The plot is as straightforward as they come, borrowing elements from Captain America, Thor, and The Little Mermaid of all places to deliver a new narrative that handpicks the best elements from each. How Wonder Woman excels, though, is in that delivery, crafting a story that is uniquely and unironically optimistic in its outlook on humanity and its abhorrence of violence. Yes, there are plenty of action setpieces, almost all of which are executed quite well, but the driving theme of the film—and of Diana’s character—is that violence should only be used to protect the defenseless, and that even with all the horror that mankind creates, there is still something worth saving. It’s a powerfully affirming story to have told in a time when it seems like more and more of the world’s good is being beat down by forces more powerful than any single one of us, but Diana stands as a beacon of hope in the world’s darkest days.

And Gal Gadot is Wonder Woman. She carries herself with a self-determined confidence of a warrior, yet still exhibits a naiveté toward the world around her that leads her to… well, wonder. She’s by no means stupid—in fact, there are multiple scenes where her intelligence outshines men’s to their great dismay—but she has a view of mankind that places them in the best possible light, and the ways in which the villainy of the Great War infects all sides of the conflict is a struggle for her to understand. It’s a complex and nuanced portrayal of a character who only needs to exist in order to be a feminist icon, but here she has dimension that makes her simultaneously work as an anti-war advocate and a badass deterrent in her own right.

Shockingly enough, Chris Pine is a damn charming love interest, which is surprising considering how he usually plays to his wooden namesake. There are a number of memorable supporting turns in this cast, particularly among Diana’s battlefield comrades, but Pine’s Steve Trevor is the supporting turn, a flipping of the usual patriarchal love interest archetype that feels narratively and emotionally important without ever overshadowing Diana as the star and driving force. One might expect a film like Wonder Woman to sidestep romantic subplots in favor of proving that Diana can play just as hard as the boys, but the tender moments between Steve and Diana highlight an underlying humanity and communal strength that underpins the whole production, letting Wonder Woman stand apart as a film that is as much about compassion as it is about kicking ass.

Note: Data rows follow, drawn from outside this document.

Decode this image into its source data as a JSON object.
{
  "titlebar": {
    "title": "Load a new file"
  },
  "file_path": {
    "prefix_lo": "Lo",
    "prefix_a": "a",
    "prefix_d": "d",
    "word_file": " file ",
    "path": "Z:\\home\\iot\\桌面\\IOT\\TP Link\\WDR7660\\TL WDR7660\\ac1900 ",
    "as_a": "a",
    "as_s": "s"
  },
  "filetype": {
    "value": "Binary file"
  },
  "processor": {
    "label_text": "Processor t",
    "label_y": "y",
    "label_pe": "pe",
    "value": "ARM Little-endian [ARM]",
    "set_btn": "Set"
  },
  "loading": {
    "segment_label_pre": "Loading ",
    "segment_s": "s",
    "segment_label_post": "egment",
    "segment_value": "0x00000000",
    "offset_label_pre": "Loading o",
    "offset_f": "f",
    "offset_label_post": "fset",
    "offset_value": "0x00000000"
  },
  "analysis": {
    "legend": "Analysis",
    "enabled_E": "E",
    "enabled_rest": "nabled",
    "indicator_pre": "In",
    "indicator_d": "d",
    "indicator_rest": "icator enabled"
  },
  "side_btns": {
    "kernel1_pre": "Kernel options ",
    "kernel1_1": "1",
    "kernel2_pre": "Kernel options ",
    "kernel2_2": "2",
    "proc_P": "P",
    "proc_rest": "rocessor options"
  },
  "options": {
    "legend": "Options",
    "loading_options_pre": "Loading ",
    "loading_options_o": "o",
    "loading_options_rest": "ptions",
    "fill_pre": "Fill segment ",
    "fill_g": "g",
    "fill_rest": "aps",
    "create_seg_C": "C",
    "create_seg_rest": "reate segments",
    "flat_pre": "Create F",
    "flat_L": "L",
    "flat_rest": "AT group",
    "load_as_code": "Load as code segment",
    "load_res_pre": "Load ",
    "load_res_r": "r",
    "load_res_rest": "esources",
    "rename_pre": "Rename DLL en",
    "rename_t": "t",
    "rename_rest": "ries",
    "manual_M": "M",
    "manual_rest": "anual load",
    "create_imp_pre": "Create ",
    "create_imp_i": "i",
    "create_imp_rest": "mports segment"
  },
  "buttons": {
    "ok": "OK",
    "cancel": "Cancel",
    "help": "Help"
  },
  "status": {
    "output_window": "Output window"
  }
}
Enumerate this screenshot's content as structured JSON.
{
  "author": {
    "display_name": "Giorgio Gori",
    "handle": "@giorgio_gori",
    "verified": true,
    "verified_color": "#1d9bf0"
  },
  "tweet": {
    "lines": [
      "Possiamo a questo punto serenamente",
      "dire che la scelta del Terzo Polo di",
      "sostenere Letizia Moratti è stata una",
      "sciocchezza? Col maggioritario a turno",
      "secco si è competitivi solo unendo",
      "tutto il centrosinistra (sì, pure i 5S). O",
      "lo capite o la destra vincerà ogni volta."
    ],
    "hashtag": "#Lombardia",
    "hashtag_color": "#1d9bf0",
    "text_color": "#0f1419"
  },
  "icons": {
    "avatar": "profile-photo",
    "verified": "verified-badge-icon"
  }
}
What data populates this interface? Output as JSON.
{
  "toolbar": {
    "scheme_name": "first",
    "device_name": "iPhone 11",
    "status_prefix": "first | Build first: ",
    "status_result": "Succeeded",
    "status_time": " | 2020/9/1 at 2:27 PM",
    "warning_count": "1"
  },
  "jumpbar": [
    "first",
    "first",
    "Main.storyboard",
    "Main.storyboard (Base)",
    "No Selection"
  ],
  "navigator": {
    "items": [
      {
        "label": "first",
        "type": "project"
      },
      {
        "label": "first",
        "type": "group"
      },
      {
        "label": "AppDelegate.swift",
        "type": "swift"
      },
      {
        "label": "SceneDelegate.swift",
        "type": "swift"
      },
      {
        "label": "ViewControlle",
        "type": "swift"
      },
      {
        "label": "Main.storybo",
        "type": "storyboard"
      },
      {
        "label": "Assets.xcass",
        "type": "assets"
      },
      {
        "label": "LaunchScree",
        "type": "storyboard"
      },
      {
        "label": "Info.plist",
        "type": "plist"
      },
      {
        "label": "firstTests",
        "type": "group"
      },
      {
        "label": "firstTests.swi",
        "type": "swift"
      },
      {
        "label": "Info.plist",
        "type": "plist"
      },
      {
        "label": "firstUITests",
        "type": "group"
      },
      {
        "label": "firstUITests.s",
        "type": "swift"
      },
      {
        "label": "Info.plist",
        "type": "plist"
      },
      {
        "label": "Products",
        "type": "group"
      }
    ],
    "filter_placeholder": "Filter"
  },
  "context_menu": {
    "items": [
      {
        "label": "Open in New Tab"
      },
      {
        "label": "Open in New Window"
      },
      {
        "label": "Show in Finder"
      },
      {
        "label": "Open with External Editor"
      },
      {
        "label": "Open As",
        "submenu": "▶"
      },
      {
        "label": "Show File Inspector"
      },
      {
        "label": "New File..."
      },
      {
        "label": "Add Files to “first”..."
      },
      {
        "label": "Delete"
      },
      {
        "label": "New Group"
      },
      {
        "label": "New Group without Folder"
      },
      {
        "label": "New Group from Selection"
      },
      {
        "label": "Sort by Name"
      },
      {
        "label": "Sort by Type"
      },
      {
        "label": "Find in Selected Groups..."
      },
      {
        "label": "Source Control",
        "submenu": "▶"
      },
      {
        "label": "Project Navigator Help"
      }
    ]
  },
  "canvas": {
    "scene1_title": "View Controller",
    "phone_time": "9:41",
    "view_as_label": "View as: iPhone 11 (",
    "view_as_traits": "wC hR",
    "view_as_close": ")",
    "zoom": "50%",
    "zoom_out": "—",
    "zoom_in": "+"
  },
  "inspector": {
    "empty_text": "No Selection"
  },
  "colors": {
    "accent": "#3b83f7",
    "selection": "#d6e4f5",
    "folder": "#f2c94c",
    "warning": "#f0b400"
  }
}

Now, of course Wonder Woman isn’t without its faults. It makes an admirable attempt to keep true to the convoluted and weird lore that defines Diana’s comic book origins, but the amount of expository explanation that dominates the first act is a bit draining, even as it remains intrinsically interesting and is broken up with some solid Amazonian action scenes. And while I personally found the action scenes fun, it isn’t hard to imagine complaints arising from the absurd defiance of the laws of physics as the film’s digital stand-ins bounce around the screen.

Even then, though, nothing—absolutely nothing—can take away from the splendor of a big screen Wonder Woman stepping out on the battlefield, lasso at her belt, shield in one hand, sword in the other, and holding her own against a torrent of machine gun fire. No other film right now feels like such a pure stand against unchecked aggression and masculine ego, a call to arms for anyone to stand up against the evils of the world, through the lens of a hero that women and girls can finally claim as their own. Wonder Woman would have been a powerful statement just by its mere existence. Instead, we are treated to a definitive genre classic in its own right.